According to CARI’s data base, from 2000-2019, China has made $157 billion in loans to Africa. Of these 1,077 loans, 85% have been in categories of infrastructure, of which 65% have been in energy and transportation. According to CARI, only 13% of Africa’s debt is owed to China. The largest portion of Africa’s debt is owed to multilateral institutions at 32%, followed by loans from private bond holders. Outside of Angola, only 8% of Chinese lending was for resource backed loans. 90% of the contractors in Africa from China are private Chinese companies, not state owned enterprises (SOEs). Also, 90 % of Foreign Direct Investment (FDI) is from private Chinese companies, although SOEs are the largest investors in Africa in total value.
President Biden has recently suggested that the U.S. and Europe should lead a western version of China’s Belt and Road (BRI). If it were to be as productive as China[‘s (BRI), African nations would benefit greatly, especially in this challenging economic period.
Excerpts from Shirly Yu:
“Make no mistake, Chinese state-owned enterprises (SOEs) are still the largest investors in Africa by value and continue to dominate the energy, transportation and resources sectors due to the strategic nature and long-haul return of these investments. For instance, one third of Africa’s power grid and energy infrastructure has been financed and constructed by state-owned Chinese companies since 2010. China is the most significant foreign contributor through SOEs and state-owned banks to Africa’s energy development.
“By 2034, Africa’s labour force is forecast to surpass that of China and India combined. By 2050, the African population is expected to be 2.5 billion, while China’s population will decline to below 1 billion. With these figures in mind, Africa’s young labour force is exactly what China’s labour-intensive manufacturers seek today.”
Read: Why Substantial Chinese FDI Is Flowing into Africa”
Excerpts from CARI:
IN 2000, WE RECORDED ONLY three Chinese lenders, financing 14 projects, with an average value of just US$ 10 million. Over the next 19 years, over 30 Chinese lenders would commit loans to African governments and state owned enterprises. Since 2010, Chinese financiers have financed an average of 71 projects per year, at an average value of US$ 180 million.

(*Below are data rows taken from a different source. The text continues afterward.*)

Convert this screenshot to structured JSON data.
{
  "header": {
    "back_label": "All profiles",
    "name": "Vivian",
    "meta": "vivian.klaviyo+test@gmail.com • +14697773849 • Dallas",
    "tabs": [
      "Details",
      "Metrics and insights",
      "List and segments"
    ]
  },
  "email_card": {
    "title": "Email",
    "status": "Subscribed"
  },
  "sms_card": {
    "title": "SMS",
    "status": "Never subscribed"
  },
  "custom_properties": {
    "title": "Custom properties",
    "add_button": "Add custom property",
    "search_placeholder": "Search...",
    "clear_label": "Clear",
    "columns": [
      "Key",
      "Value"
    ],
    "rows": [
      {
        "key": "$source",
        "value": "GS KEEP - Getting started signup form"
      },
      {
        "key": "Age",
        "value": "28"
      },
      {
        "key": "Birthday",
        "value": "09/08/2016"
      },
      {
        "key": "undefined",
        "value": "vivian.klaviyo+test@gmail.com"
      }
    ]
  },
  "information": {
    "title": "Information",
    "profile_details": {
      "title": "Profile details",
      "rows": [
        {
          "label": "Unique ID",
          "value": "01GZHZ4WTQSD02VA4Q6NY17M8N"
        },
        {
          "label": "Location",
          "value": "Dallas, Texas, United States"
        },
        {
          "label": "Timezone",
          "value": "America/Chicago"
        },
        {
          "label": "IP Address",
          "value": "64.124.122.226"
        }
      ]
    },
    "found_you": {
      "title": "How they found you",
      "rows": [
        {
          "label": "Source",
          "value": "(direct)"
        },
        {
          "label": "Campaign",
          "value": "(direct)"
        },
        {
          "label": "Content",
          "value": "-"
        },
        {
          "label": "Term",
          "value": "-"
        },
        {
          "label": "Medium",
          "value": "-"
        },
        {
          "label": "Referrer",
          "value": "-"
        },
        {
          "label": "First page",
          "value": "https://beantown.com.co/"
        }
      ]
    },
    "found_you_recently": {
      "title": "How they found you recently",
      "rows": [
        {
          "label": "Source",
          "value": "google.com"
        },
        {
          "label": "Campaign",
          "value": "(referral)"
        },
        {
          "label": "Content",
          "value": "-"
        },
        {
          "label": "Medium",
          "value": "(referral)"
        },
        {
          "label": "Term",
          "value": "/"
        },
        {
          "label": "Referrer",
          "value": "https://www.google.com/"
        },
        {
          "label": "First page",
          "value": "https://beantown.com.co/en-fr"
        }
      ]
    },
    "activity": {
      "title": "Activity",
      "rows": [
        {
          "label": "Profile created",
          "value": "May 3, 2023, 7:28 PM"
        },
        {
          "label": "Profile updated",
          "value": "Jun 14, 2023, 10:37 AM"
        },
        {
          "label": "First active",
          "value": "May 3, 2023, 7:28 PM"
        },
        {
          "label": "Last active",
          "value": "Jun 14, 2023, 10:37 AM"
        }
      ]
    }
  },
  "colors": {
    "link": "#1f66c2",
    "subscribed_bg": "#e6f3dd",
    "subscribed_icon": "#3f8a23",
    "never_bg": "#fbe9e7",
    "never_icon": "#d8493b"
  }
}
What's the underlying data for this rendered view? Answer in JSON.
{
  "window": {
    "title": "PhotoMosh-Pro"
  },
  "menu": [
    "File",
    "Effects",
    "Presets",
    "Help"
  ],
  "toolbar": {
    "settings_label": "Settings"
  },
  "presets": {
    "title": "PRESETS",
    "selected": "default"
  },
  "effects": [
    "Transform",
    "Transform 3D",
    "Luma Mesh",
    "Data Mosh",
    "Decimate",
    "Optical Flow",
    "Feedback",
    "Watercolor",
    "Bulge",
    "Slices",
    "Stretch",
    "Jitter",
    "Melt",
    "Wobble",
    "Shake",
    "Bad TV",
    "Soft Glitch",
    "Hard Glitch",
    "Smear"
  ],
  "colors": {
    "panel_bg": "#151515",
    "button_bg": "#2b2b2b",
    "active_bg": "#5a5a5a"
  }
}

The four biggest Chinese banks involved with lending to African countries are China Eximbank, CDB, ICBC, and BOC. China Eximbank–which is China’s official export credit agency, and also the only bank offering government
subsidized foreign aid concessional loans–is the largest and since 2000 accounts for 56 percent of all loans.
Read: “Twenty Years of Data on China’s Africa Lending“
Lawrence Freeman is a Political-Economic Analyst for Africa, who has been involved in economic development policies for Africa for over 30 years. He is the creator of the blog: lawrencefreemanafricaandtheworld.com. Mr. Freeman’s stated personal mission is; to eliminate poverty and hunger in Africa by applying the scientific economic principles of Alexander Hamilton